Date of Award
Master of Science in Vision Science
Purpose: Auto refractor and retinoscopy are both routinely utilized objective refractive techniques for pediatric vision care. There are certain clinical settings for which cycloplegia is not feasible such as vision screenings and humanitarian eye care clinics. The purpose of this project was to determine the accuracy ofthe auto refractor compared to retinoscopy under non-cycloplegic conditions, such as occur in vision screenings and triage-level eye care clinics.
Methods: Seventy-five children were included in the study. Each child had auto refractor and retinoscopy performed on both eyes prior to instillation of 1 drop of 1% Tropicamide. After 20 minutes, auto refractor and retinoscopy were performed again for comparison. Cycloplegic retinoscopy was the standard to which all findings were compared.
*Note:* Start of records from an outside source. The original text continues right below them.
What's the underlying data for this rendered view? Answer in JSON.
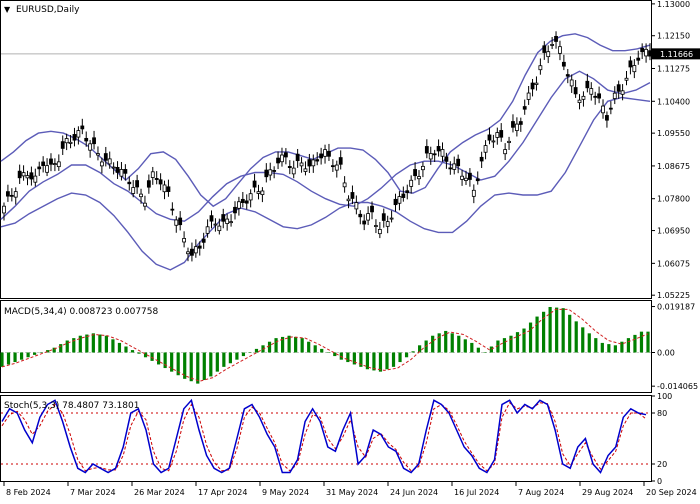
{
  "window": {
    "symbol_title": "EURUSD,Daily",
    "current_price_label": "1.11666"
  },
  "colors": {
    "bollinger": "#5c5cb8",
    "candles": "#000000",
    "macd_histogram": "#008000",
    "macd_signal": "#d02020",
    "stoch_main": "#0000cc",
    "stoch_signal": "#cc0000",
    "levels": "#cc0000",
    "grid": "#c8c8c8",
    "current_price_line": "#b0b0b0"
  },
  "chart_data": [
    {
      "type": "candlestick",
      "name": "price",
      "title": "EURUSD,Daily",
      "y_ticks": [
        "1.13000",
        "1.12150",
        "1.11275",
        "1.10400",
        "1.09550",
        "1.08675",
        "1.07800",
        "1.06950",
        "1.06075",
        "1.05225"
      ],
      "ylim": [
        1.0515,
        1.1305
      ],
      "current_price": 1.11666,
      "x_ticks": [
        "8 Feb 2024",
        "7 Mar 2024",
        "26 Mar 2024",
        "17 Apr 2024",
        "9 May 2024",
        "31 May 2024",
        "24 Jun 2024",
        "16 Jul 2024",
        "7 Aug 2024",
        "29 Aug 2024",
        "20 Sep 2024"
      ],
      "close_path": [
        1.076,
        1.079,
        1.083,
        1.085,
        1.083,
        1.088,
        1.086,
        1.089,
        1.093,
        1.0945,
        1.096,
        1.093,
        1.09,
        1.088,
        1.087,
        1.085,
        1.083,
        1.08,
        1.078,
        1.084,
        1.083,
        1.079,
        1.073,
        1.067,
        1.063,
        1.065,
        1.07,
        1.072,
        1.071,
        1.073,
        1.076,
        1.078,
        1.08,
        1.081,
        1.085,
        1.088,
        1.089,
        1.086,
        1.088,
        1.086,
        1.089,
        1.09,
        1.088,
        1.086,
        1.079,
        1.076,
        1.072,
        1.074,
        1.07,
        1.072,
        1.076,
        1.079,
        1.082,
        1.085,
        1.089,
        1.091,
        1.09,
        1.087,
        1.086,
        1.084,
        1.08,
        1.088,
        1.094,
        1.095,
        1.092,
        1.096,
        1.099,
        1.105,
        1.11,
        1.116,
        1.12,
        1.118,
        1.111,
        1.106,
        1.105,
        1.108,
        1.104,
        1.1,
        1.105,
        1.108,
        1.112,
        1.116,
        1.117
      ],
      "bollinger_upper": [
        1.088,
        1.0905,
        1.0935,
        1.0955,
        1.096,
        1.0955,
        1.094,
        1.092,
        1.089,
        1.086,
        1.083,
        1.086,
        1.09,
        1.0905,
        1.0885,
        1.084,
        1.079,
        1.076,
        1.078,
        1.082,
        1.086,
        1.089,
        1.0905,
        1.0905,
        1.0895,
        1.0885,
        1.09,
        1.0915,
        1.0915,
        1.091,
        1.0885,
        1.085,
        1.08,
        1.0795,
        1.081,
        1.086,
        1.0905,
        1.093,
        1.095,
        1.0965,
        1.099,
        1.104,
        1.111,
        1.117,
        1.12,
        1.1215,
        1.122,
        1.121,
        1.119,
        1.1175,
        1.1175,
        1.118,
        1.119
      ],
      "bollinger_middle": [
        1.0725,
        1.076,
        1.08,
        1.0825,
        1.0845,
        1.087,
        1.087,
        1.085,
        1.082,
        1.08,
        1.077,
        1.074,
        1.0725,
        1.072,
        1.0745,
        1.0785,
        1.082,
        1.084,
        1.085,
        1.085,
        1.0845,
        1.0825,
        1.08,
        1.078,
        1.0765,
        1.076,
        1.078,
        1.081,
        1.0845,
        1.087,
        1.088,
        1.088,
        1.087,
        1.085,
        1.083,
        1.084,
        1.088,
        1.093,
        1.099,
        1.105,
        1.11,
        1.112,
        1.11,
        1.107,
        1.106,
        1.107,
        1.109
      ],
      "bollinger_lower": [
        1.0705,
        1.0715,
        1.074,
        1.076,
        1.078,
        1.0795,
        1.079,
        1.077,
        1.0735,
        1.069,
        1.064,
        1.0605,
        1.059,
        1.061,
        1.066,
        1.07,
        1.074,
        1.0755,
        1.0745,
        1.0725,
        1.0705,
        1.07,
        1.071,
        1.073,
        1.0755,
        1.077,
        1.077,
        1.076,
        1.0745,
        1.072,
        1.07,
        1.069,
        1.069,
        1.072,
        1.076,
        1.079,
        1.0795,
        1.079,
        1.079,
        1.08,
        1.085,
        1.092,
        1.099,
        1.104,
        1.105,
        1.1045,
        1.104
      ]
    },
    {
      "type": "bar",
      "name": "macd",
      "title": "MACD(5,34,4) 0.008723 0.007758",
      "y_ticks": [
        "0.019187",
        "0.00",
        "-0.014065"
      ],
      "ylim": [
        -0.0165,
        0.0215
      ],
      "histogram": [
        -0.006,
        -0.004,
        -0.002,
        0.0,
        0.002,
        0.005,
        0.007,
        0.008,
        0.007,
        0.004,
        0.001,
        -0.002,
        -0.005,
        -0.008,
        -0.011,
        -0.013,
        -0.01,
        -0.006,
        -0.003,
        0.0,
        0.003,
        0.006,
        0.007,
        0.006,
        0.003,
        0.0,
        -0.003,
        -0.005,
        -0.007,
        -0.008,
        -0.006,
        -0.002,
        0.003,
        0.007,
        0.009,
        0.007,
        0.004,
        0.0,
        0.005,
        0.007,
        0.01,
        0.015,
        0.019,
        0.0185,
        0.013,
        0.008,
        0.004,
        0.003,
        0.006,
        0.0087
      ],
      "signal": [
        -0.006,
        -0.0045,
        -0.0025,
        -0.0005,
        0.0015,
        0.004,
        0.006,
        0.0075,
        0.007,
        0.005,
        0.002,
        -0.001,
        -0.004,
        -0.007,
        -0.01,
        -0.012,
        -0.0105,
        -0.007,
        -0.004,
        -0.001,
        0.002,
        0.005,
        0.0065,
        0.006,
        0.0035,
        0.0005,
        -0.0025,
        -0.0045,
        -0.0065,
        -0.0075,
        -0.0065,
        -0.003,
        0.002,
        0.006,
        0.0085,
        0.0075,
        0.0045,
        0.001,
        0.004,
        0.0065,
        0.009,
        0.014,
        0.018,
        0.018,
        0.014,
        0.009,
        0.005,
        0.0035,
        0.0055,
        0.0078
      ]
    },
    {
      "type": "line",
      "name": "stochastic",
      "title": "Stoch(5,3,3) 78.4807 73.1801",
      "y_ticks": [
        "100",
        "80",
        "20",
        "0"
      ],
      "ylim": [
        0,
        100
      ],
      "levels": [
        80,
        20
      ],
      "main": [
        70,
        85,
        80,
        60,
        45,
        75,
        90,
        95,
        70,
        40,
        15,
        10,
        20,
        15,
        10,
        15,
        40,
        80,
        85,
        60,
        20,
        10,
        15,
        50,
        85,
        95,
        60,
        30,
        15,
        10,
        15,
        50,
        85,
        90,
        75,
        55,
        40,
        10,
        10,
        25,
        70,
        85,
        70,
        40,
        35,
        60,
        80,
        20,
        30,
        60,
        55,
        40,
        35,
        15,
        10,
        20,
        60,
        95,
        90,
        80,
        60,
        40,
        30,
        15,
        10,
        25,
        90,
        95,
        80,
        90,
        85,
        95,
        90,
        60,
        20,
        15,
        40,
        50,
        20,
        10,
        30,
        40,
        75,
        85,
        80,
        78
      ],
      "signal": [
        65,
        78,
        82,
        72,
        55,
        65,
        82,
        90,
        80,
        55,
        25,
        12,
        15,
        16,
        13,
        13,
        30,
        65,
        82,
        72,
        35,
        15,
        12,
        35,
        72,
        90,
        75,
        42,
        22,
        12,
        13,
        38,
        75,
        87,
        80,
        62,
        45,
        20,
        12,
        20,
        55,
        78,
        75,
        50,
        38,
        52,
        72,
        40,
        28,
        50,
        56,
        45,
        37,
        22,
        12,
        17,
        45,
        85,
        90,
        83,
        66,
        47,
        33,
        20,
        12,
        20,
        75,
        92,
        85,
        88,
        86,
        92,
        91,
        70,
        32,
        18,
        32,
        45,
        28,
        14,
        24,
        35,
        65,
        80,
        80,
        73
      ]
    }
  ]
}
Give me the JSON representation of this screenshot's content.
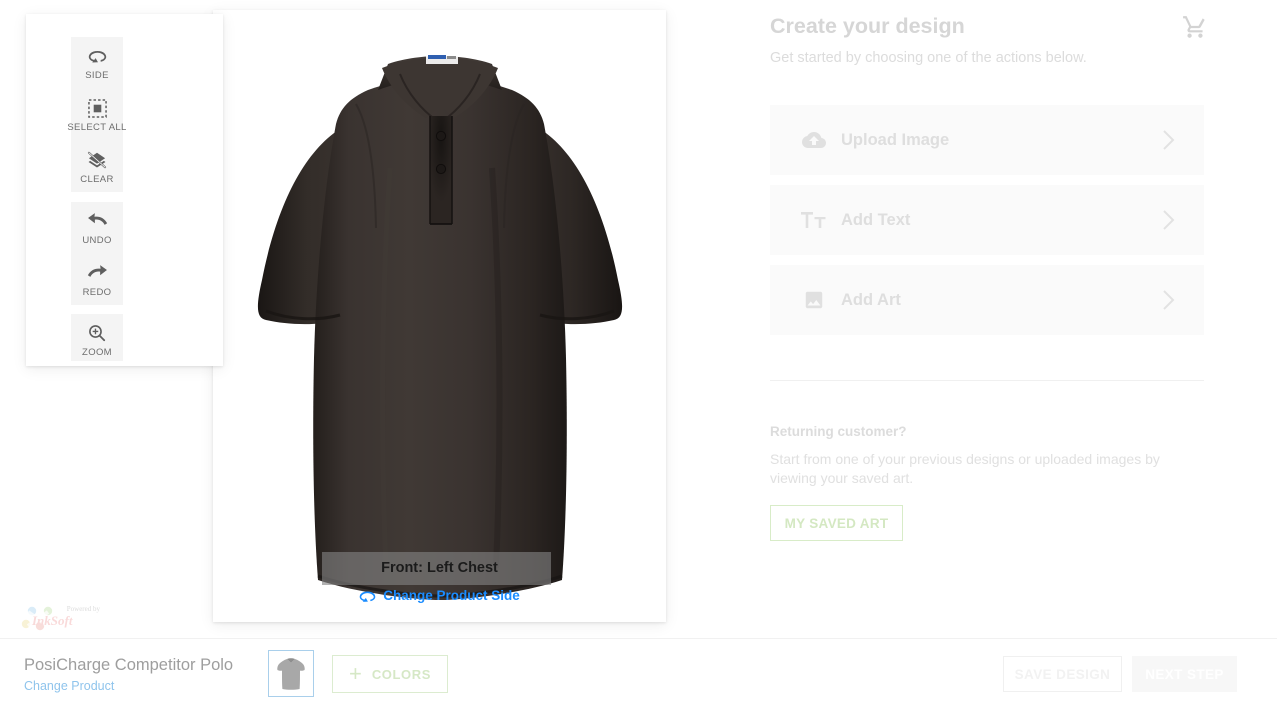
{
  "tool_panel": {
    "groups": [
      {
        "buttons": [
          {
            "label": "SIDE",
            "icon": "rotate-side-icon"
          },
          {
            "label": "SELECT ALL",
            "icon": "select-all-icon"
          },
          {
            "label": "CLEAR",
            "icon": "clear-layers-icon"
          }
        ]
      },
      {
        "buttons": [
          {
            "label": "UNDO",
            "icon": "undo-arrow-icon"
          },
          {
            "label": "REDO",
            "icon": "redo-arrow-icon"
          }
        ]
      },
      {
        "buttons": [
          {
            "label": "ZOOM",
            "icon": "zoom-in-magnifier-icon"
          }
        ]
      }
    ]
  },
  "canvas": {
    "side_label": "Front: Left Chest",
    "change_side_label": "Change Product Side",
    "change_side_icon": "rotate-side-icon",
    "watermark": {
      "prefix": "Powered by",
      "brand": "InkSoft"
    }
  },
  "right_panel": {
    "title": "Create your design",
    "subtitle": "Get started by choosing one of the actions below.",
    "cart_icon": "shopping-cart-icon",
    "actions": [
      {
        "label": "Upload Image",
        "icon": "cloud-upload-icon",
        "chevron": "chevron-right-icon"
      },
      {
        "label": "Add Text",
        "icon": "text-format-icon",
        "chevron": "chevron-right-icon"
      },
      {
        "label": "Add Art",
        "icon": "image-art-icon",
        "chevron": "chevron-right-icon"
      }
    ],
    "returning": {
      "heading": "Returning customer?",
      "body": "Start from one of your previous designs or uploaded images by viewing your saved art.",
      "button_label": "MY SAVED ART"
    }
  },
  "bottom_bar": {
    "product_name": "PosiCharge Competitor Polo",
    "change_product_label": "Change Product",
    "product_thumb_icon": "polo-shirt-thumbnail",
    "colors_label": "COLORS",
    "colors_plus_icon": "plus-icon",
    "save_design_label": "SAVE DESIGN",
    "next_step_label": "NEXT STEP"
  },
  "colors": {
    "accent_blue": "#1a8cff",
    "link_blue": "#8fc4ec",
    "green_outline": "#d8ecc8",
    "muted_gray": "#dedede",
    "shirt_color": "#2b2724"
  }
}
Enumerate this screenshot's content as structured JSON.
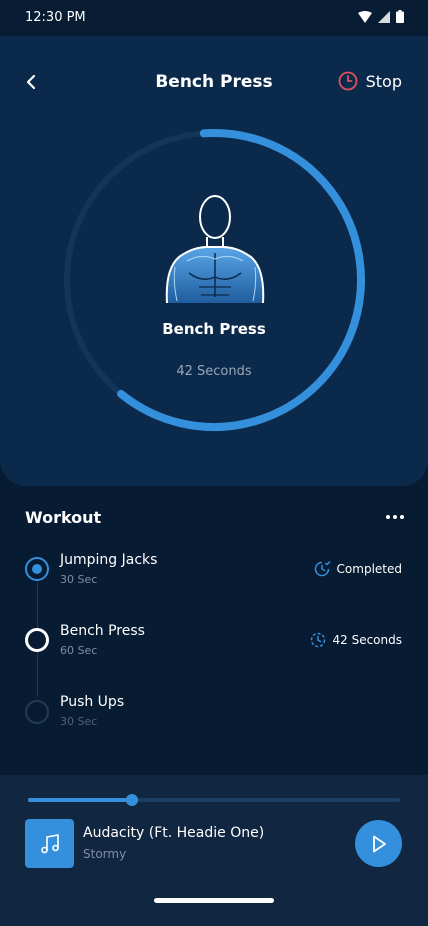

Results: Of the 75 right eyes measured by the auto refractor prior to cycloplegia (NCAR), the average finding was 1.35D more minus then the standard, cycloplegic retinoscopy (CR). NCAR on the 75 left eyes were 1.15D more minus than CR. When non-cycloplegic retinoscopy (NCR) was performed on the same 75 right eyes, they were found to be only 0.47D more minus than CR, while the 75 left eyes were found to be only 0.25D more minus. The case specific range of discrepancy from CR values was up to 6.00D for NCAR and up to 2.50D for NCR. Cycloplegic auto refractor (CAR) results showed the right eye to be only 0.20D more minus, and the left eye CAR results were 0.28D more plus than CR. Comparison between CAR and CR showed no significant difference between means.
Conclusions: This study illustrates that non-cycloplegic auto refraction is not an accurate refractive measure in children due to poor accommodative control. Distance retinoscopy performed with appropriate fogging technique is the most accurate objective measure to prescribe from in the vast majority of cases.
Olson, Ronda and Joachim, Amy, "The accuracy of non-cycloplegic auto refractor versus retinoscopy in a pediatric population" (2004). College of Optometry. 1482.